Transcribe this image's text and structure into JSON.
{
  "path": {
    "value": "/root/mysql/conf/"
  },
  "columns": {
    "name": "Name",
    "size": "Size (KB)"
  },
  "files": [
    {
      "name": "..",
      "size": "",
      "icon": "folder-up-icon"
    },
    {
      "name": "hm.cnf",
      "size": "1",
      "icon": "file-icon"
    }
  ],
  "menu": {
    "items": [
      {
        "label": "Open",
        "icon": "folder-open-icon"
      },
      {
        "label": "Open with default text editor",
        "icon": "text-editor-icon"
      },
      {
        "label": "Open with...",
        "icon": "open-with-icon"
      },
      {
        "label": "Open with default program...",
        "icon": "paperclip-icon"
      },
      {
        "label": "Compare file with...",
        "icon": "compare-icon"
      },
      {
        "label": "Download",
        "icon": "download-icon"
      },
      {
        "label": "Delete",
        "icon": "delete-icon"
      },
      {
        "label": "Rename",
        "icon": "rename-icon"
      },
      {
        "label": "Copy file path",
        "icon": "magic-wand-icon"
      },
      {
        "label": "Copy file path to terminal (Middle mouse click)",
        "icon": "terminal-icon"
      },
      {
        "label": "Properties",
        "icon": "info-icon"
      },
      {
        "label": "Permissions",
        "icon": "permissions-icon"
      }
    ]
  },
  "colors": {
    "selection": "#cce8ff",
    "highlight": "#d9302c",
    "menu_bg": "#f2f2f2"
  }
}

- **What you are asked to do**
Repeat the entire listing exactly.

- **Your solution**
Transcribe this image's text and structure into JSON.
{
  "path": {
    "value": "/root/mysql/conf/"
  },
  "columns": {
    "name": "Name",
    "size": "Size (KB)"
  },
  "files": [
    {
      "name": "..",
      "size": "",
      "icon": "folder-up-icon"
    },
    {
      "name": "hm.cnf",
      "size": "1",
      "icon": "file-icon"
    }
  ],
  "menu": {
    "items": [
      {
        "label": "Open",
        "icon": "folder-open-icon"
      },
      {
        "label": "Open with default text editor",
        "icon": "text-editor-icon"
      },
      {
        "label": "Open with...",
        "icon": "open-with-icon"
      },
      {
        "label": "Open with default program...",
        "icon": "paperclip-icon"
      },
      {
        "label": "Compare file with...",
        "icon": "compare-icon"
      },
      {
        "label": "Download",
        "icon": "download-icon"
      },
      {
        "label": "Delete",
        "icon": "delete-icon"
      },
      {
        "label": "Rename",
        "icon": "rename-icon"
      },
      {
        "label": "Copy file path",
        "icon": "magic-wand-icon"
      },
      {
        "label": "Copy file path to terminal (Middle mouse click)",
        "icon": "terminal-icon"
      },
      {
        "label": "Properties",
        "icon": "info-icon"
      },
      {
        "label": "Permissions",
        "icon": "permissions-icon"
      }
    ]
  },
  "colors": {
    "selection": "#cce8ff",
    "highlight": "#d9302c",
    "menu_bg": "#f2f2f2"
  }
}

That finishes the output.